On this day – on the way to his death –  when they told him to silence his disciples, Jesus replied, “I tell you, if these were silent, the very stones will sing out” – and they still do!


[i} After Note: A bit of history from Dennis Aubrey: “On Easter Sunday 1146, on the great open hillside to the north of the basilica, Saint Bernard of Clairvaux preached the Second Crusade to an enormous multitude gathered to hear him — King Louis VII, princes and peasants, clergy and laity. A few years later, two kings, Phillipe Augustus of France and Richard the Lion-hearted of England, assembled their forces here to begin the Third Crusade.

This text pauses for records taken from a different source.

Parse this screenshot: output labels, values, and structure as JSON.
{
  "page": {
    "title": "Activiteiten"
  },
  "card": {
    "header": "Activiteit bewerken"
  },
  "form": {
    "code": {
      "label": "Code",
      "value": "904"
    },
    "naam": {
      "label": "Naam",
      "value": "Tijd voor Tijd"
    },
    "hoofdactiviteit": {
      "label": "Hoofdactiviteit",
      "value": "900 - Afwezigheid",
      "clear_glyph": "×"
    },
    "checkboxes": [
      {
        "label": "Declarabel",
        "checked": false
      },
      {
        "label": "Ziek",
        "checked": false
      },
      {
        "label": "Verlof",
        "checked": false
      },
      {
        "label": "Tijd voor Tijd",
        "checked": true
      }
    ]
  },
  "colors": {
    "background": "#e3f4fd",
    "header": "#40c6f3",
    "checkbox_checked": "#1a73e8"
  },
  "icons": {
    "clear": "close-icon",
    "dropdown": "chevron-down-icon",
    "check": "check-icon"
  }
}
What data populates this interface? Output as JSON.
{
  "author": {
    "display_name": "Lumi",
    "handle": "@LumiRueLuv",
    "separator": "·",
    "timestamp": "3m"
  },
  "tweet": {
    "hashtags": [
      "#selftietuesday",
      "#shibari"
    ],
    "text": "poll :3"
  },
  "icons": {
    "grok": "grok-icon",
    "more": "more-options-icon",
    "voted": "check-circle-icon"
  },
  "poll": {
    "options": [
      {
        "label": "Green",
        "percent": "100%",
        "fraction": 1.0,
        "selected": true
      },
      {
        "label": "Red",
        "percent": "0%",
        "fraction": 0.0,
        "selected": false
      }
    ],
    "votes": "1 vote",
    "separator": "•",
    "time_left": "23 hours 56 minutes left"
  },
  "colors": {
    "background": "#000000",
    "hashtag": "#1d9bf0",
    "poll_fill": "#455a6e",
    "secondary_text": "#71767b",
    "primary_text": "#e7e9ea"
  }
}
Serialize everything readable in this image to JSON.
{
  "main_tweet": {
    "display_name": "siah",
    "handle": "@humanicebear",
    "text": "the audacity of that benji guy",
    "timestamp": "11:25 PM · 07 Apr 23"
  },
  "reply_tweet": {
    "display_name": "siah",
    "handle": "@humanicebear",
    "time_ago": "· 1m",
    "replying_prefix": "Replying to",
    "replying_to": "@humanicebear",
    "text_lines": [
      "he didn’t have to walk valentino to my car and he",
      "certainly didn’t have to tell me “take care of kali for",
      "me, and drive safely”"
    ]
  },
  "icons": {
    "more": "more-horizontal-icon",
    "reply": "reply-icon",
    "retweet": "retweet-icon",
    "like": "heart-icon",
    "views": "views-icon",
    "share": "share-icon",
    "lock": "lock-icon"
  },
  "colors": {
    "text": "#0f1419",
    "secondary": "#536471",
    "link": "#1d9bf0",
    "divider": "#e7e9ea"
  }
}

“Vézelay was also the site of a violent century-long social and political struggle among several parties — the monks and abbots of the abbey of Vézelay, the great abbots of Cluny, the Count of Nevers, and the merchants of Vézelay. The disputes over control of the fees and the rights of the various parties escalated to such heights that in 1106 the Abbot Artaud of Vézelay was murdered by townspeople. Three popes and two French kings tried to mediate a settlement, but the forces of history were in opposition, not just the rights of the nobility, the Church, or an emerging mercantile class.

“Eventually the power of the abbey waned, the legitimacy of the relics of Mary Magdalene was disputed by monks in Provence, and a pope eventually denied their authenticity. The pilgrims stopped visiting and the economy suffered. With the Renaissance, things human replaced things divine, and Vézelay sank into oblivion, a silent monument to the glories of the Romanesque revival in France.”

Sometimes I feel blue

Purple-yellow iris (Kay Stewart photography). Poem by you know who.

Purple-Yellow Iris

Sometimes I feel all blue

Sad      Sorry      Down

Like the Blues

A Rhapsody in Blue

 

Sometimes

When the Blues

Begin to play in me,

It happens –

 

Blue bursts into purple

Leaping into joy

And a burst of sun-burst yellow

Comes crashing through the blues

I feel all clean

All wet    All  up

Like a hymn

An ode to purple-yellow joy